| Instructions to follow |
Which lines in the records below contain the word "Лекция"? Copy each of them.

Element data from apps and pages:
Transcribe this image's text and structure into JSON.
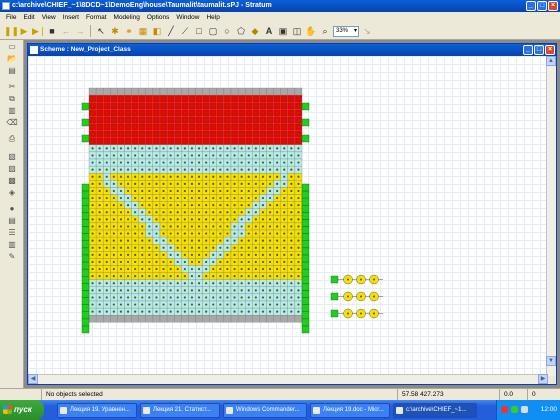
{
  "window": {
    "title": "c:\\archive\\CHIEF_~1\\8DCD~1\\DemoEng\\house\\Taumalit\\taumalit.sPJ - Stratum"
  },
  "menu": [
    "File",
    "Edit",
    "View",
    "Insert",
    "Format",
    "Modeling",
    "Options",
    "Window",
    "Help"
  ],
  "toolbar": {
    "zoom": "33%"
  },
  "scheme": {
    "title": "Scheme : New_Project_Class",
    "colors": {
      "red": "#ee0000",
      "yellow": "#f5e000",
      "cyan": "#b4ecec",
      "gray": "#a8a8a8",
      "green": "#22cc22",
      "node": "#5a5a00"
    }
  },
  "status": {
    "message": "No objects selected",
    "coords": "57.58 427.273",
    "v1": "0.0",
    "v2": "0"
  },
  "taskbar": {
    "start": "пуск",
    "tasks": [
      "Лекция 19. Уравнен...",
      "Лекция 21. Статист...",
      "Windows Commander...",
      "Лекция 19.doc - Micr...",
      "c:\\archive\\CHIEF_~1..."
    ],
    "clock": "12:00"
  }
}
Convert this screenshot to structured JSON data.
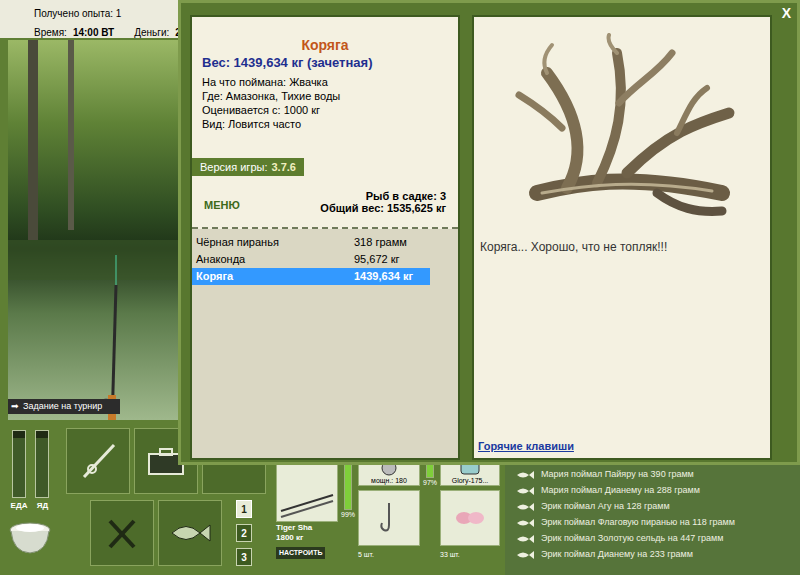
{
  "status": {
    "experience": "Получено опыта: 1",
    "time_label": "Время:",
    "time": "14:00 ВТ",
    "money_label": "Деньги:",
    "money": "2"
  },
  "tournament_button": {
    "icon": "➡",
    "label": "Задание на турнир"
  },
  "meters": [
    {
      "label": "ЕДА",
      "level": 0.9
    },
    {
      "label": "ЯД",
      "level": 0.9
    }
  ],
  "slot_buttons": [
    {
      "label": "1",
      "selected": true
    },
    {
      "label": "2",
      "selected": false
    },
    {
      "label": "3",
      "selected": false
    }
  ],
  "tackle": {
    "rod_name": "Tiger Sha",
    "rod_power": "1800 кг",
    "rod_condition": {
      "reading": "99%",
      "level": 0.99
    },
    "setup_button": "НАСТРОИТЬ",
    "reel_power": "мощн.: 180",
    "reel_condition": {
      "reading": "97%",
      "level": 0.97
    },
    "line_name": "Glory-175...",
    "hooks_count": "5 шт.",
    "bait_count": "33 шт."
  },
  "dialog": {
    "close": "X",
    "title": "Коряга",
    "weight": "Вес: 1439,634 кг (зачетная)",
    "details": [
      "На что поймана: Жвачка",
      "Где: Амазонка, Тихие воды",
      "Оценивается с: 1000 кг",
      "Вид: Ловится часто"
    ],
    "version_label": "Версия игры:",
    "version": "3.7.6",
    "menu": "МЕНЮ",
    "keep_count": "Рыб в садке: 3",
    "total_weight": "Общий вес: 1535,625 кг",
    "catches": [
      {
        "name": "Чёрная пиранья",
        "weight": "318 грамм",
        "selected": false
      },
      {
        "name": "Анаконда",
        "weight": "95,672 кг",
        "selected": false
      },
      {
        "name": "Коряга",
        "weight": "1439,634 кг",
        "selected": true
      }
    ],
    "caption": "Коряга... Хорошо, что не топляк!!!",
    "hotkeys": "Горячие клавиши"
  },
  "chat": [
    "Мария поймал Пайяру на 390 грамм",
    "Мария поймал Дианему на 288 грамм",
    "Эрик поймал Агу на 128 грамм",
    "Эрик поймал Флаговую пиранью на 118 грамм",
    "Эрик поймал Золотую сельдь на 447 грамм",
    "Эрик поймал Дианему на 233 грамм"
  ]
}
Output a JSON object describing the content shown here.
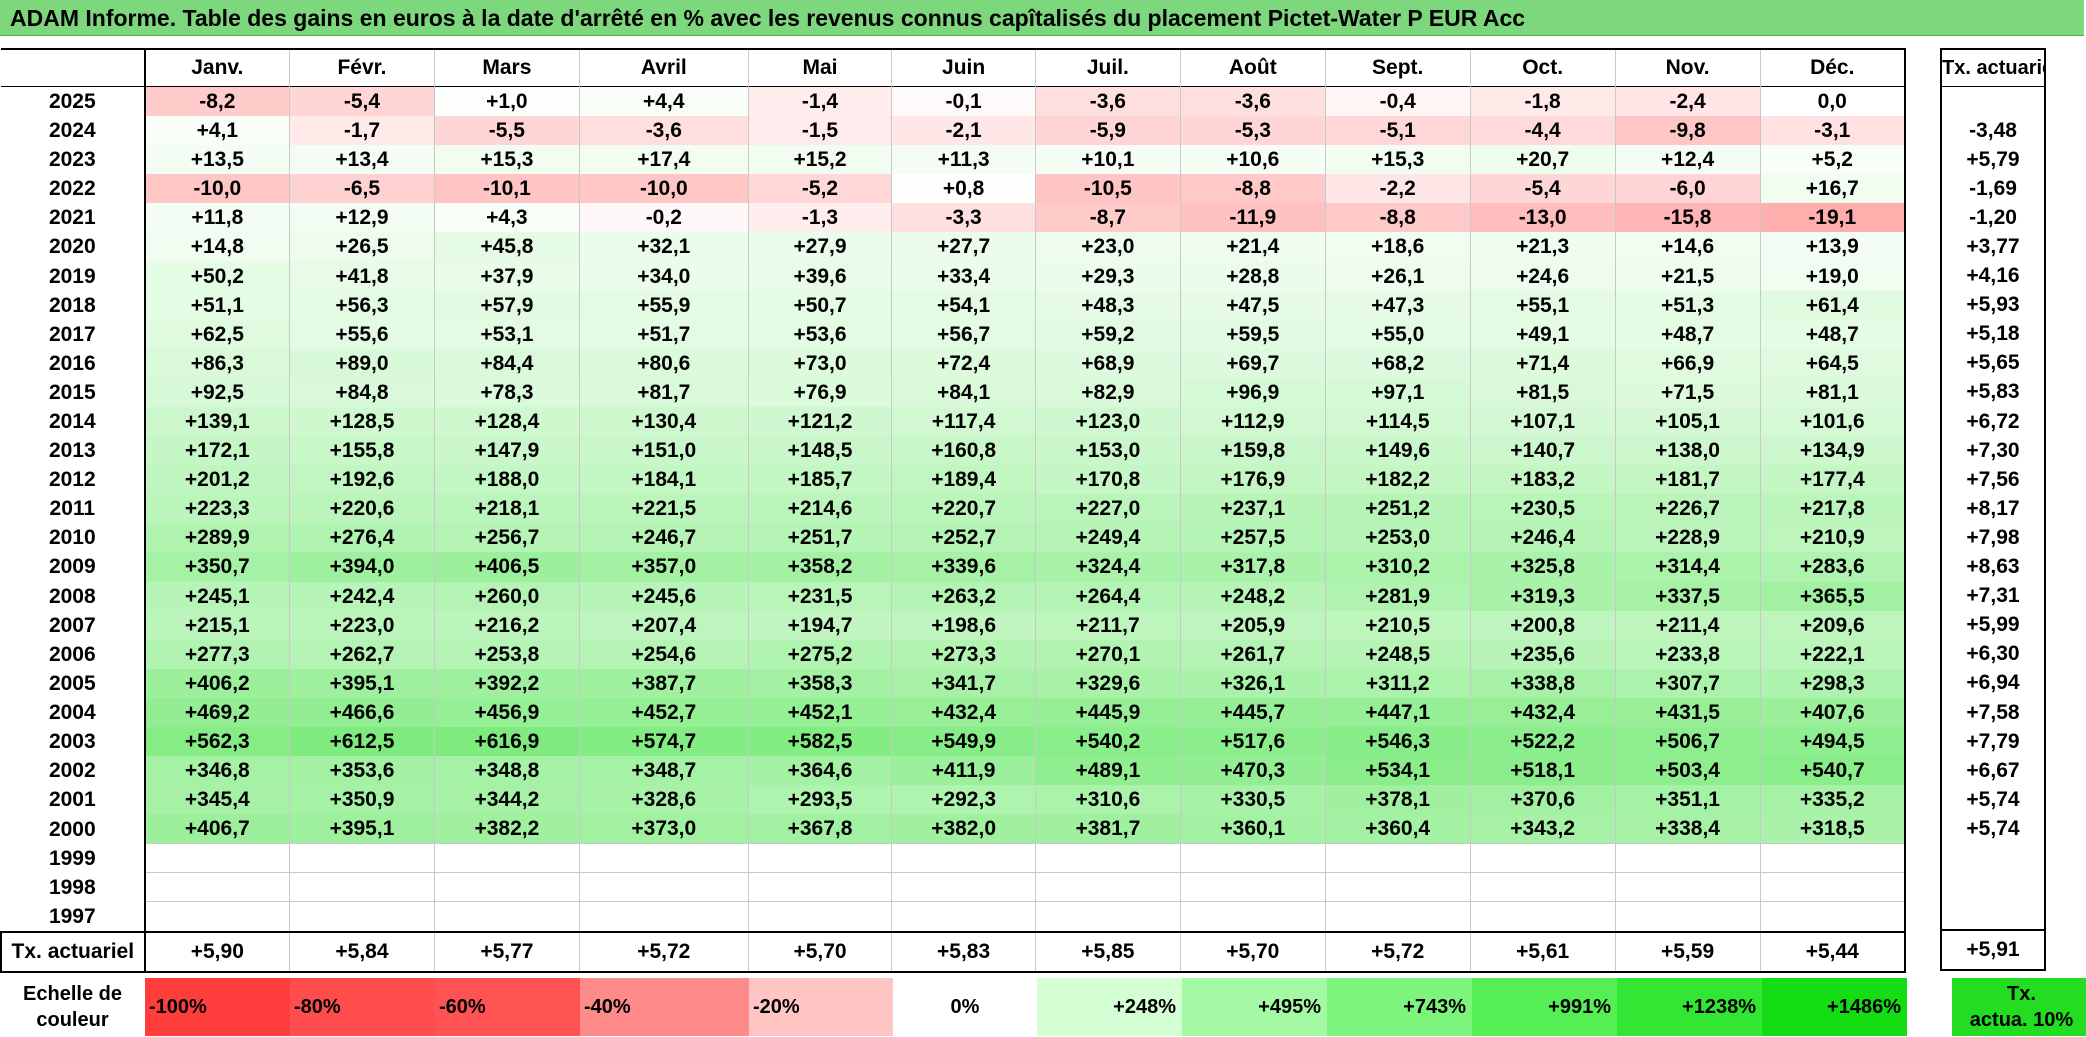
{
  "title": "ADAM Informe. Table des gains en euros à la date d'arrêté en % avec les revenus connus capîtalisés du placement Pictet-Water P EUR Acc",
  "side_header": "Tx. actuariel",
  "chart_data": {
    "type": "table",
    "columns": [
      "Janv.",
      "Févr.",
      "Mars",
      "Avril",
      "Mai",
      "Juin",
      "Juil.",
      "Août",
      "Sept.",
      "Oct.",
      "Nov.",
      "Déc."
    ],
    "rows": [
      {
        "year": "2025",
        "values": [
          "-8,2",
          "-5,4",
          "+1,0",
          "+4,4",
          "-1,4",
          "-0,1",
          "-3,6",
          "-3,6",
          "-0,4",
          "-1,8",
          "-2,4",
          "0,0"
        ],
        "rate": ""
      },
      {
        "year": "2024",
        "values": [
          "+4,1",
          "-1,7",
          "-5,5",
          "-3,6",
          "-1,5",
          "-2,1",
          "-5,9",
          "-5,3",
          "-5,1",
          "-4,4",
          "-9,8",
          "-3,1"
        ],
        "rate": "-3,48"
      },
      {
        "year": "2023",
        "values": [
          "+13,5",
          "+13,4",
          "+15,3",
          "+17,4",
          "+15,2",
          "+11,3",
          "+10,1",
          "+10,6",
          "+15,3",
          "+20,7",
          "+12,4",
          "+5,2"
        ],
        "rate": "+5,79"
      },
      {
        "year": "2022",
        "values": [
          "-10,0",
          "-6,5",
          "-10,1",
          "-10,0",
          "-5,2",
          "+0,8",
          "-10,5",
          "-8,8",
          "-2,2",
          "-5,4",
          "-6,0",
          "+16,7"
        ],
        "rate": "-1,69"
      },
      {
        "year": "2021",
        "values": [
          "+11,8",
          "+12,9",
          "+4,3",
          "-0,2",
          "-1,3",
          "-3,3",
          "-8,7",
          "-11,9",
          "-8,8",
          "-13,0",
          "-15,8",
          "-19,1"
        ],
        "rate": "-1,20"
      },
      {
        "year": "2020",
        "values": [
          "+14,8",
          "+26,5",
          "+45,8",
          "+32,1",
          "+27,9",
          "+27,7",
          "+23,0",
          "+21,4",
          "+18,6",
          "+21,3",
          "+14,6",
          "+13,9"
        ],
        "rate": "+3,77"
      },
      {
        "year": "2019",
        "values": [
          "+50,2",
          "+41,8",
          "+37,9",
          "+34,0",
          "+39,6",
          "+33,4",
          "+29,3",
          "+28,8",
          "+26,1",
          "+24,6",
          "+21,5",
          "+19,0"
        ],
        "rate": "+4,16"
      },
      {
        "year": "2018",
        "values": [
          "+51,1",
          "+56,3",
          "+57,9",
          "+55,9",
          "+50,7",
          "+54,1",
          "+48,3",
          "+47,5",
          "+47,3",
          "+55,1",
          "+51,3",
          "+61,4"
        ],
        "rate": "+5,93"
      },
      {
        "year": "2017",
        "values": [
          "+62,5",
          "+55,6",
          "+53,1",
          "+51,7",
          "+53,6",
          "+56,7",
          "+59,2",
          "+59,5",
          "+55,0",
          "+49,1",
          "+48,7",
          "+48,7"
        ],
        "rate": "+5,18"
      },
      {
        "year": "2016",
        "values": [
          "+86,3",
          "+89,0",
          "+84,4",
          "+80,6",
          "+73,0",
          "+72,4",
          "+68,9",
          "+69,7",
          "+68,2",
          "+71,4",
          "+66,9",
          "+64,5"
        ],
        "rate": "+5,65"
      },
      {
        "year": "2015",
        "values": [
          "+92,5",
          "+84,8",
          "+78,3",
          "+81,7",
          "+76,9",
          "+84,1",
          "+82,9",
          "+96,9",
          "+97,1",
          "+81,5",
          "+71,5",
          "+81,1"
        ],
        "rate": "+5,83"
      },
      {
        "year": "2014",
        "values": [
          "+139,1",
          "+128,5",
          "+128,4",
          "+130,4",
          "+121,2",
          "+117,4",
          "+123,0",
          "+112,9",
          "+114,5",
          "+107,1",
          "+105,1",
          "+101,6"
        ],
        "rate": "+6,72"
      },
      {
        "year": "2013",
        "values": [
          "+172,1",
          "+155,8",
          "+147,9",
          "+151,0",
          "+148,5",
          "+160,8",
          "+153,0",
          "+159,8",
          "+149,6",
          "+140,7",
          "+138,0",
          "+134,9"
        ],
        "rate": "+7,30"
      },
      {
        "year": "2012",
        "values": [
          "+201,2",
          "+192,6",
          "+188,0",
          "+184,1",
          "+185,7",
          "+189,4",
          "+170,8",
          "+176,9",
          "+182,2",
          "+183,2",
          "+181,7",
          "+177,4"
        ],
        "rate": "+7,56"
      },
      {
        "year": "2011",
        "values": [
          "+223,3",
          "+220,6",
          "+218,1",
          "+221,5",
          "+214,6",
          "+220,7",
          "+227,0",
          "+237,1",
          "+251,2",
          "+230,5",
          "+226,7",
          "+217,8"
        ],
        "rate": "+8,17"
      },
      {
        "year": "2010",
        "values": [
          "+289,9",
          "+276,4",
          "+256,7",
          "+246,7",
          "+251,7",
          "+252,7",
          "+249,4",
          "+257,5",
          "+253,0",
          "+246,4",
          "+228,9",
          "+210,9"
        ],
        "rate": "+7,98"
      },
      {
        "year": "2009",
        "values": [
          "+350,7",
          "+394,0",
          "+406,5",
          "+357,0",
          "+358,2",
          "+339,6",
          "+324,4",
          "+317,8",
          "+310,2",
          "+325,8",
          "+314,4",
          "+283,6"
        ],
        "rate": "+8,63"
      },
      {
        "year": "2008",
        "values": [
          "+245,1",
          "+242,4",
          "+260,0",
          "+245,6",
          "+231,5",
          "+263,2",
          "+264,4",
          "+248,2",
          "+281,9",
          "+319,3",
          "+337,5",
          "+365,5"
        ],
        "rate": "+7,31"
      },
      {
        "year": "2007",
        "values": [
          "+215,1",
          "+223,0",
          "+216,2",
          "+207,4",
          "+194,7",
          "+198,6",
          "+211,7",
          "+205,9",
          "+210,5",
          "+200,8",
          "+211,4",
          "+209,6"
        ],
        "rate": "+5,99"
      },
      {
        "year": "2006",
        "values": [
          "+277,3",
          "+262,7",
          "+253,8",
          "+254,6",
          "+275,2",
          "+273,3",
          "+270,1",
          "+261,7",
          "+248,5",
          "+235,6",
          "+233,8",
          "+222,1"
        ],
        "rate": "+6,30"
      },
      {
        "year": "2005",
        "values": [
          "+406,2",
          "+395,1",
          "+392,2",
          "+387,7",
          "+358,3",
          "+341,7",
          "+329,6",
          "+326,1",
          "+311,2",
          "+338,8",
          "+307,7",
          "+298,3"
        ],
        "rate": "+6,94"
      },
      {
        "year": "2004",
        "values": [
          "+469,2",
          "+466,6",
          "+456,9",
          "+452,7",
          "+452,1",
          "+432,4",
          "+445,9",
          "+445,7",
          "+447,1",
          "+432,4",
          "+431,5",
          "+407,6"
        ],
        "rate": "+7,58"
      },
      {
        "year": "2003",
        "values": [
          "+562,3",
          "+612,5",
          "+616,9",
          "+574,7",
          "+582,5",
          "+549,9",
          "+540,2",
          "+517,6",
          "+546,3",
          "+522,2",
          "+506,7",
          "+494,5"
        ],
        "rate": "+7,79"
      },
      {
        "year": "2002",
        "values": [
          "+346,8",
          "+353,6",
          "+348,8",
          "+348,7",
          "+364,6",
          "+411,9",
          "+489,1",
          "+470,3",
          "+534,1",
          "+518,1",
          "+503,4",
          "+540,7"
        ],
        "rate": "+6,67"
      },
      {
        "year": "2001",
        "values": [
          "+345,4",
          "+350,9",
          "+344,2",
          "+328,6",
          "+293,5",
          "+292,3",
          "+310,6",
          "+330,5",
          "+378,1",
          "+370,6",
          "+351,1",
          "+335,2"
        ],
        "rate": "+5,74"
      },
      {
        "year": "2000",
        "values": [
          "+406,7",
          "+395,1",
          "+382,2",
          "+373,0",
          "+367,8",
          "+382,0",
          "+381,7",
          "+360,1",
          "+360,4",
          "+343,2",
          "+338,4",
          "+318,5"
        ],
        "rate": "+5,74"
      },
      {
        "year": "1999",
        "values": [
          "",
          "",
          "",
          "",
          "",
          "",
          "",
          "",
          "",
          "",
          "",
          ""
        ],
        "rate": ""
      },
      {
        "year": "1998",
        "values": [
          "",
          "",
          "",
          "",
          "",
          "",
          "",
          "",
          "",
          "",
          "",
          ""
        ],
        "rate": ""
      },
      {
        "year": "1997",
        "values": [
          "",
          "",
          "",
          "",
          "",
          "",
          "",
          "",
          "",
          "",
          "",
          ""
        ],
        "rate": ""
      }
    ],
    "summary": {
      "label": "Tx. actuariel",
      "values": [
        "+5,90",
        "+5,84",
        "+5,77",
        "+5,72",
        "+5,70",
        "+5,83",
        "+5,85",
        "+5,70",
        "+5,72",
        "+5,61",
        "+5,59",
        "+5,44"
      ],
      "total": "+5,91"
    },
    "color_scale": {
      "label_line1": "Echelle de",
      "label_line2": "couleur",
      "min_negative": -100,
      "max_positive": 1486,
      "negative_color": "#ff3333",
      "positive_color": "#22dd22",
      "steps": [
        {
          "label": "-100%",
          "color": "#ff3d3d"
        },
        {
          "label": "-80%",
          "color": "#ff4d4d"
        },
        {
          "label": "-60%",
          "color": "#ff5252"
        },
        {
          "label": "-40%",
          "color": "#ff8a8a"
        },
        {
          "label": "-20%",
          "color": "#ffc4c4"
        },
        {
          "label": "0%",
          "color": "#ffffff"
        },
        {
          "label": "+248%",
          "color": "#d4ffd4"
        },
        {
          "label": "+495%",
          "color": "#a4f9a4"
        },
        {
          "label": "+743%",
          "color": "#7df57d"
        },
        {
          "label": "+991%",
          "color": "#55ee55"
        },
        {
          "label": "+1238%",
          "color": "#33e633"
        },
        {
          "label": "+1486%",
          "color": "#14dd14"
        }
      ],
      "rate_label_line1": "Tx.",
      "rate_label_line2": "actua. 10%"
    }
  }
}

| Task output |
      "Лекция 19. Уравнен...",
      "Лекция 21. Статист...",
      "Лекция 19.doc - Micr...",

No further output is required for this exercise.